*Task*
Check each line of the material below, and copy it if it holds the string "Angebot".

*Source information*
* * *

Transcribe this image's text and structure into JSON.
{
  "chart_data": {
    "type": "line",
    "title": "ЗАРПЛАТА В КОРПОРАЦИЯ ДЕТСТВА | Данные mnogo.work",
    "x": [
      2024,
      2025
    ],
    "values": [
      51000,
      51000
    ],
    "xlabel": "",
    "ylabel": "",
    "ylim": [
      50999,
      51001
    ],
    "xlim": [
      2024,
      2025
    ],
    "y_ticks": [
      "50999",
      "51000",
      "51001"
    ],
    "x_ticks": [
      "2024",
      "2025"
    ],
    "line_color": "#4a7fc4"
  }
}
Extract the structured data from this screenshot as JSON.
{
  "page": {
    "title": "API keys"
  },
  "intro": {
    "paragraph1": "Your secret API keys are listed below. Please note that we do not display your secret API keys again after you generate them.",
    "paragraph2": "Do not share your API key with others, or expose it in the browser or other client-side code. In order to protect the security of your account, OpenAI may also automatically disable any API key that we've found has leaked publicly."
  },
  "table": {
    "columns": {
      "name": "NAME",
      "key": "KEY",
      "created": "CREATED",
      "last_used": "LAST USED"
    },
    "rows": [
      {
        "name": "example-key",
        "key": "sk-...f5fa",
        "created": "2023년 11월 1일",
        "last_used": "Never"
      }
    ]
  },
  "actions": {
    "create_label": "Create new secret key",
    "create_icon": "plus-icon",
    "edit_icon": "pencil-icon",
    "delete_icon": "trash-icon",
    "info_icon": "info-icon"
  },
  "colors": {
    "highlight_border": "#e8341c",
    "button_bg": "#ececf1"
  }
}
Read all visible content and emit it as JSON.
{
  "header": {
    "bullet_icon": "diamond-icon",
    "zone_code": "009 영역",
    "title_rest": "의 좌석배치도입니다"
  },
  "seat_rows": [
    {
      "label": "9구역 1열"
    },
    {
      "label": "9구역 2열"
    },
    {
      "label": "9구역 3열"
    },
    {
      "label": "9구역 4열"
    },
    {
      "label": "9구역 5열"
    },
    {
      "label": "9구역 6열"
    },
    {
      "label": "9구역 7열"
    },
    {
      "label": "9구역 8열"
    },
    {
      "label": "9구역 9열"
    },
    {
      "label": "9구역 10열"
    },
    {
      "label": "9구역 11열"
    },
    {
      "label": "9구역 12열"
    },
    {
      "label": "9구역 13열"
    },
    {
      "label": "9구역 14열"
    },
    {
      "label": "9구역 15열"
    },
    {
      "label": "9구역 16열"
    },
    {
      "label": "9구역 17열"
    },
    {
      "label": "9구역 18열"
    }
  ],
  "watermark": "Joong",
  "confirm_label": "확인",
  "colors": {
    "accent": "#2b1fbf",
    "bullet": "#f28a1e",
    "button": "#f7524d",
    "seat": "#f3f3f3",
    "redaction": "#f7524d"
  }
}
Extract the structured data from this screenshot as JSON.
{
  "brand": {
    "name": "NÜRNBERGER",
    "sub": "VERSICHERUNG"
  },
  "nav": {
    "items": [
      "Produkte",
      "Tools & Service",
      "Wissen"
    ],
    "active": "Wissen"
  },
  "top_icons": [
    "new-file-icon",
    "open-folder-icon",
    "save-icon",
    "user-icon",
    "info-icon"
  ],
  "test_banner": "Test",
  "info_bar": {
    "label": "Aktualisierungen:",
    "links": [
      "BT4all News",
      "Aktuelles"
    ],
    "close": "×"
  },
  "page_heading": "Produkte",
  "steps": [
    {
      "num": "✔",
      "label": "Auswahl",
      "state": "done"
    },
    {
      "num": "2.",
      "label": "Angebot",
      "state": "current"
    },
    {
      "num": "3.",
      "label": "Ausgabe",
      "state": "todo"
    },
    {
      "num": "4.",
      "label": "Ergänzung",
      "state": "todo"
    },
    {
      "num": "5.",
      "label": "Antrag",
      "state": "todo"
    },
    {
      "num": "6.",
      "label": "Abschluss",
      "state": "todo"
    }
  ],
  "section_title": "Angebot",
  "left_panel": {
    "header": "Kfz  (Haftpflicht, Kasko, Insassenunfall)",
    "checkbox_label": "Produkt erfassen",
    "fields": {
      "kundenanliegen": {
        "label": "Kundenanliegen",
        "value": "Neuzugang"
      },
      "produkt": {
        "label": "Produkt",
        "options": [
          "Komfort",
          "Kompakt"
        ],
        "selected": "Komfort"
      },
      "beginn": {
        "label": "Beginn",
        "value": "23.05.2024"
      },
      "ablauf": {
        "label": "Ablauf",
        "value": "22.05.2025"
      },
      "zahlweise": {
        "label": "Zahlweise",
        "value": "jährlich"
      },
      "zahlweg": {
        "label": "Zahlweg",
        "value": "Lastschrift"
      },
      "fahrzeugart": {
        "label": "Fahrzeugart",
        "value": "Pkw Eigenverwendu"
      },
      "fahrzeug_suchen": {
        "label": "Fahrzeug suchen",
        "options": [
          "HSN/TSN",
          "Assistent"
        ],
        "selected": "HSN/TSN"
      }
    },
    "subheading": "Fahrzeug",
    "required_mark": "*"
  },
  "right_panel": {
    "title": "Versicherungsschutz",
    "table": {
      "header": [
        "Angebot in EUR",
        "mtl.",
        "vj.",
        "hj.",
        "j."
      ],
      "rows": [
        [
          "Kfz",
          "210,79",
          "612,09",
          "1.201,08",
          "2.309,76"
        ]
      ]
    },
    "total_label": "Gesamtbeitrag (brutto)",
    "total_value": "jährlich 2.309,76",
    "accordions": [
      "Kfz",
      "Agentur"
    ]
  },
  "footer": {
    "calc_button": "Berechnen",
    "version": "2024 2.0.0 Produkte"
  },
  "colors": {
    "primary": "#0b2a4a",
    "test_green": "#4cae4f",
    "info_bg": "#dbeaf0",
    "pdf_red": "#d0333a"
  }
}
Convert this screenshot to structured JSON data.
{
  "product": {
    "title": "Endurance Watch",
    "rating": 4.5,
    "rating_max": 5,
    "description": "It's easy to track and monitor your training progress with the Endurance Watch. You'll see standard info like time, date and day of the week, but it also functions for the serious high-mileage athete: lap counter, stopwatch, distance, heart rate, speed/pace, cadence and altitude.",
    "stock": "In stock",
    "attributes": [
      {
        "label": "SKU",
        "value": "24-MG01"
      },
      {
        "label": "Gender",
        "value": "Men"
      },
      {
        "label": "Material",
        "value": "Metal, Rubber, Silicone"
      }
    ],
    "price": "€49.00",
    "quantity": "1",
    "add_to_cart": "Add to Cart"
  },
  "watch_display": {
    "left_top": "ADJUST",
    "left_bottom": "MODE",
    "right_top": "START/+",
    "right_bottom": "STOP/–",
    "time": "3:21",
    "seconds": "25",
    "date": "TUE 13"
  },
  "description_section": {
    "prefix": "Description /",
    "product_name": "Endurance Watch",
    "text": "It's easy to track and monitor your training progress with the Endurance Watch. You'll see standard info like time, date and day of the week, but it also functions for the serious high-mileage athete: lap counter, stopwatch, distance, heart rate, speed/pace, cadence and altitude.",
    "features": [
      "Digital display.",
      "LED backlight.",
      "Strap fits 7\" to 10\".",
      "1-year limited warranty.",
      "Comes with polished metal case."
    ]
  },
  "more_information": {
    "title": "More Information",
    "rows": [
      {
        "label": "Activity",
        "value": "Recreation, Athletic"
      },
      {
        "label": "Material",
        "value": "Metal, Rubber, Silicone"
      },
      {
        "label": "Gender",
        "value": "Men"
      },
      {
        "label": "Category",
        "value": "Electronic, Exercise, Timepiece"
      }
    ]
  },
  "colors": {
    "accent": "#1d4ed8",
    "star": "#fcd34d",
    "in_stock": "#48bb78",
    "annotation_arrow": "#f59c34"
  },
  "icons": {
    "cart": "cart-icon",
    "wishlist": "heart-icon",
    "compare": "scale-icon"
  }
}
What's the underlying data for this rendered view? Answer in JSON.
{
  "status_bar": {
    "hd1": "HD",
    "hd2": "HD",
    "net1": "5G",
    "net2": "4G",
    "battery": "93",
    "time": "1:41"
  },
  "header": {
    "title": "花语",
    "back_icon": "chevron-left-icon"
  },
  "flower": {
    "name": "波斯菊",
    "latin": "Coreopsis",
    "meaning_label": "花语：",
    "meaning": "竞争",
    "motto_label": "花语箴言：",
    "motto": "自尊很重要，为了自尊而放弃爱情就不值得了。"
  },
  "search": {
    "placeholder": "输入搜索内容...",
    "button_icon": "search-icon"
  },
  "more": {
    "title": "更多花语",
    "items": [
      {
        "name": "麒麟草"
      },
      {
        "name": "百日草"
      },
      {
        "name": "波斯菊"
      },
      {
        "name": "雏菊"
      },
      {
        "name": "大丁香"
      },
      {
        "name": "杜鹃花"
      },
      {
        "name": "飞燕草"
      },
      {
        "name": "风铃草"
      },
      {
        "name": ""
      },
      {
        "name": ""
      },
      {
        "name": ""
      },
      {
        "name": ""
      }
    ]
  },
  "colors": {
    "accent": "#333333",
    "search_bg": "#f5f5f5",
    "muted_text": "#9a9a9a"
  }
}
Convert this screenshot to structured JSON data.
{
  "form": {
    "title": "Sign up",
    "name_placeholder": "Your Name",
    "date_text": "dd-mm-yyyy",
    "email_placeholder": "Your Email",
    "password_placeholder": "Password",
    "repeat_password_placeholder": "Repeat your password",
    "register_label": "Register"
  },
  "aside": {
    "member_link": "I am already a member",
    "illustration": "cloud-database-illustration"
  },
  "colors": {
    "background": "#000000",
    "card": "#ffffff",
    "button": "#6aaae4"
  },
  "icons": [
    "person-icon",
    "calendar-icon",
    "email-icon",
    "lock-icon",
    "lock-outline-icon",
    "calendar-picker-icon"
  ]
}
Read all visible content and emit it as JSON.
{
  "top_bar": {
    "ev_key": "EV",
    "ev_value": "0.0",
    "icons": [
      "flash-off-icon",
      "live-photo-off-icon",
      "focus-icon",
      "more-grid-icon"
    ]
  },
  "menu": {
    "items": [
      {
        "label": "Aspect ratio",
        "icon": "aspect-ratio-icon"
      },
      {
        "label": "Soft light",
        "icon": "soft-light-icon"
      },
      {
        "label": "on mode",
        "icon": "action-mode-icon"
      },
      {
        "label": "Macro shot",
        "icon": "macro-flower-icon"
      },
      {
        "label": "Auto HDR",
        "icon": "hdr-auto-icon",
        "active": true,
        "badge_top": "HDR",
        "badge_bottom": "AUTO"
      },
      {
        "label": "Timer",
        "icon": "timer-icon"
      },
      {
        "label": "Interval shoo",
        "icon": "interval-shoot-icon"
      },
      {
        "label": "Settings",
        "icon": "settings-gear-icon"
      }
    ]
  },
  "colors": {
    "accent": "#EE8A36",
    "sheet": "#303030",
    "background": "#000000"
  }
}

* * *

*Output below*
      "label": "Angebot",
  "section_title": "Angebot",
        "Angebot in EUR",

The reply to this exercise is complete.